Kumanga designs serve as a visual expression of cultural identity and storytelling for African communities. Each design carries narratives, historical events, and collective values of the culture it represents. By observing and analyzing these designs, we gain a glimpse into the rich heritage and traditions that have been passed down through generations.
5. Contemporary Adaptations
While steeped in tradition, Kumanga designs have also evolved and adapted to contemporary contexts. Today, artisans are incorporating new elements and experimenting with different materials. This fusion of old and new allows for the preservation of cultural heritage while also celebrating the ever-changing and vibrant nature of African culture.
Exploring the Techniques Used to Create Kumanga Art
Kumanga art is crafted with intricate techniques that have been passed down through generations in African cultures. In this section, I’ll delve into the various techniques used to create these unique and beautiful designs.
- Hand-painting: One of the most common techniques used in creating kumanga art is hand-painting. Skilled artisans use brushes with fine bristles to carefully apply paint onto the fabric. This meticulous process allows for the creation of precise and detailed patterns, showcasing the beauty and intricacy of the design.
- Block printing: Another technique used in kumanga art is block printing. Artisans carve intricate designs onto wooden blocks, which are then dipped in paint and pressed onto the fabric. This method allows for the replication of patterns, ensuring consistency across multiple pieces. The result is a visually stunning and uniform design.
- Batik: Batik is a traditional method of creating patterns on fabric by applying wax and then dyeing the fabric. Artisans use a tool called a tjanting to carefully apply wax to specific areas of the fabric, creating a resist. The fabric is then dyed, and the wax is removed to reveal the intricate design. This technique adds a unique texture and depth to kumanga art, making it truly stand out.

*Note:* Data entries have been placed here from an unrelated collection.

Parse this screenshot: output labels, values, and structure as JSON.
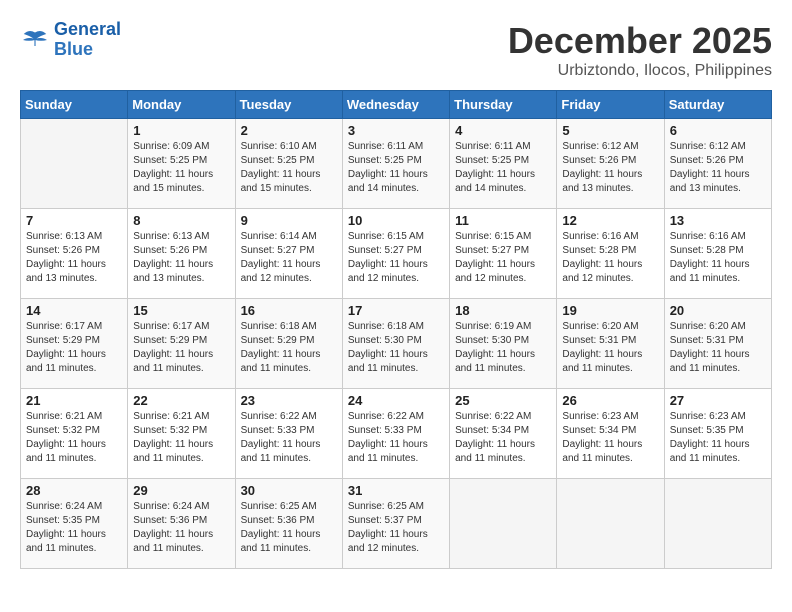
{
  "logo": {
    "line1": "General",
    "line2": "Blue"
  },
  "title": "December 2025",
  "subtitle": "Urbiztondo, Ilocos, Philippines",
  "weekdays": [
    "Sunday",
    "Monday",
    "Tuesday",
    "Wednesday",
    "Thursday",
    "Friday",
    "Saturday"
  ],
  "weeks": [
    [
      {
        "day": "",
        "info": ""
      },
      {
        "day": "1",
        "info": "Sunrise: 6:09 AM\nSunset: 5:25 PM\nDaylight: 11 hours\nand 15 minutes."
      },
      {
        "day": "2",
        "info": "Sunrise: 6:10 AM\nSunset: 5:25 PM\nDaylight: 11 hours\nand 15 minutes."
      },
      {
        "day": "3",
        "info": "Sunrise: 6:11 AM\nSunset: 5:25 PM\nDaylight: 11 hours\nand 14 minutes."
      },
      {
        "day": "4",
        "info": "Sunrise: 6:11 AM\nSunset: 5:25 PM\nDaylight: 11 hours\nand 14 minutes."
      },
      {
        "day": "5",
        "info": "Sunrise: 6:12 AM\nSunset: 5:26 PM\nDaylight: 11 hours\nand 13 minutes."
      },
      {
        "day": "6",
        "info": "Sunrise: 6:12 AM\nSunset: 5:26 PM\nDaylight: 11 hours\nand 13 minutes."
      }
    ],
    [
      {
        "day": "7",
        "info": "Sunrise: 6:13 AM\nSunset: 5:26 PM\nDaylight: 11 hours\nand 13 minutes."
      },
      {
        "day": "8",
        "info": "Sunrise: 6:13 AM\nSunset: 5:26 PM\nDaylight: 11 hours\nand 13 minutes."
      },
      {
        "day": "9",
        "info": "Sunrise: 6:14 AM\nSunset: 5:27 PM\nDaylight: 11 hours\nand 12 minutes."
      },
      {
        "day": "10",
        "info": "Sunrise: 6:15 AM\nSunset: 5:27 PM\nDaylight: 11 hours\nand 12 minutes."
      },
      {
        "day": "11",
        "info": "Sunrise: 6:15 AM\nSunset: 5:27 PM\nDaylight: 11 hours\nand 12 minutes."
      },
      {
        "day": "12",
        "info": "Sunrise: 6:16 AM\nSunset: 5:28 PM\nDaylight: 11 hours\nand 12 minutes."
      },
      {
        "day": "13",
        "info": "Sunrise: 6:16 AM\nSunset: 5:28 PM\nDaylight: 11 hours\nand 11 minutes."
      }
    ],
    [
      {
        "day": "14",
        "info": "Sunrise: 6:17 AM\nSunset: 5:29 PM\nDaylight: 11 hours\nand 11 minutes."
      },
      {
        "day": "15",
        "info": "Sunrise: 6:17 AM\nSunset: 5:29 PM\nDaylight: 11 hours\nand 11 minutes."
      },
      {
        "day": "16",
        "info": "Sunrise: 6:18 AM\nSunset: 5:29 PM\nDaylight: 11 hours\nand 11 minutes."
      },
      {
        "day": "17",
        "info": "Sunrise: 6:18 AM\nSunset: 5:30 PM\nDaylight: 11 hours\nand 11 minutes."
      },
      {
        "day": "18",
        "info": "Sunrise: 6:19 AM\nSunset: 5:30 PM\nDaylight: 11 hours\nand 11 minutes."
      },
      {
        "day": "19",
        "info": "Sunrise: 6:20 AM\nSunset: 5:31 PM\nDaylight: 11 hours\nand 11 minutes."
      },
      {
        "day": "20",
        "info": "Sunrise: 6:20 AM\nSunset: 5:31 PM\nDaylight: 11 hours\nand 11 minutes."
      }
    ],
    [
      {
        "day": "21",
        "info": "Sunrise: 6:21 AM\nSunset: 5:32 PM\nDaylight: 11 hours\nand 11 minutes."
      },
      {
        "day": "22",
        "info": "Sunrise: 6:21 AM\nSunset: 5:32 PM\nDaylight: 11 hours\nand 11 minutes."
      },
      {
        "day": "23",
        "info": "Sunrise: 6:22 AM\nSunset: 5:33 PM\nDaylight: 11 hours\nand 11 minutes."
      },
      {
        "day": "24",
        "info": "Sunrise: 6:22 AM\nSunset: 5:33 PM\nDaylight: 11 hours\nand 11 minutes."
      },
      {
        "day": "25",
        "info": "Sunrise: 6:22 AM\nSunset: 5:34 PM\nDaylight: 11 hours\nand 11 minutes."
      },
      {
        "day": "26",
        "info": "Sunrise: 6:23 AM\nSunset: 5:34 PM\nDaylight: 11 hours\nand 11 minutes."
      },
      {
        "day": "27",
        "info": "Sunrise: 6:23 AM\nSunset: 5:35 PM\nDaylight: 11 hours\nand 11 minutes."
      }
    ],
    [
      {
        "day": "28",
        "info": "Sunrise: 6:24 AM\nSunset: 5:35 PM\nDaylight: 11 hours\nand 11 minutes."
      },
      {
        "day": "29",
        "info": "Sunrise: 6:24 AM\nSunset: 5:36 PM\nDaylight: 11 hours\nand 11 minutes."
      },
      {
        "day": "30",
        "info": "Sunrise: 6:25 AM\nSunset: 5:36 PM\nDaylight: 11 hours\nand 11 minutes."
      },
      {
        "day": "31",
        "info": "Sunrise: 6:25 AM\nSunset: 5:37 PM\nDaylight: 11 hours\nand 12 minutes."
      },
      {
        "day": "",
        "info": ""
      },
      {
        "day": "",
        "info": ""
      },
      {
        "day": "",
        "info": ""
      }
    ]
  ]
}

- Embellishments: In addition to painting and printing, kumanga art often incorporates embellishments to further enhance the design. These can include beads, sequins, and embroidery. Artisans skillfully attach these embellishments by hand, adding dimension and sparkle to the artwork.
Each of these techniques requires a high level of skill, patience, and attention to detail. The result is a stunning piece of art that tells a story, represents cultural heritage, and celebrates the beauty of African creativity.
By exploring the techniques used to create kumanga art, we gain a deeper understanding of the craftsmanship and skill involved in bringing these designs to life. These techniques, passed down through generations, ensure that the art form remains vibrant and continues to be cherished for years to come. So let’s continue our journey into the world of kumanga art and uncover its rich symbolism and cultural significance.
Throughout this article, I have delved into the world of kumanga designs and explored their significance in African cultures. We have seen how these designs are not just beautiful pieces of art, but also powerful symbols that represent cultural heritage and tell stories.
By examining the various techniques used to create kumanga designs, such as hand-painting, block printing, batik, and embellishments, we have gained a deeper understanding of the craftsmanship involved. These techniques require skill, patience, and attention to detail, resulting in stunning pieces of art that captivate the eye.
Through our exploration, we have come to appreciate the cultural significance of kumanga designs and the importance of preserving them for future generations. By understanding the techniques and artistry behind these designs, we can ensure that they continue to be cherished and celebrated.
Kumanga designs are not just beautiful works of art; they are a testament to the rich cultural heritage of African communities. Let us continue to honor and appreciate these designs, supporting the artisans who create them and ensuring their preservation for years to come.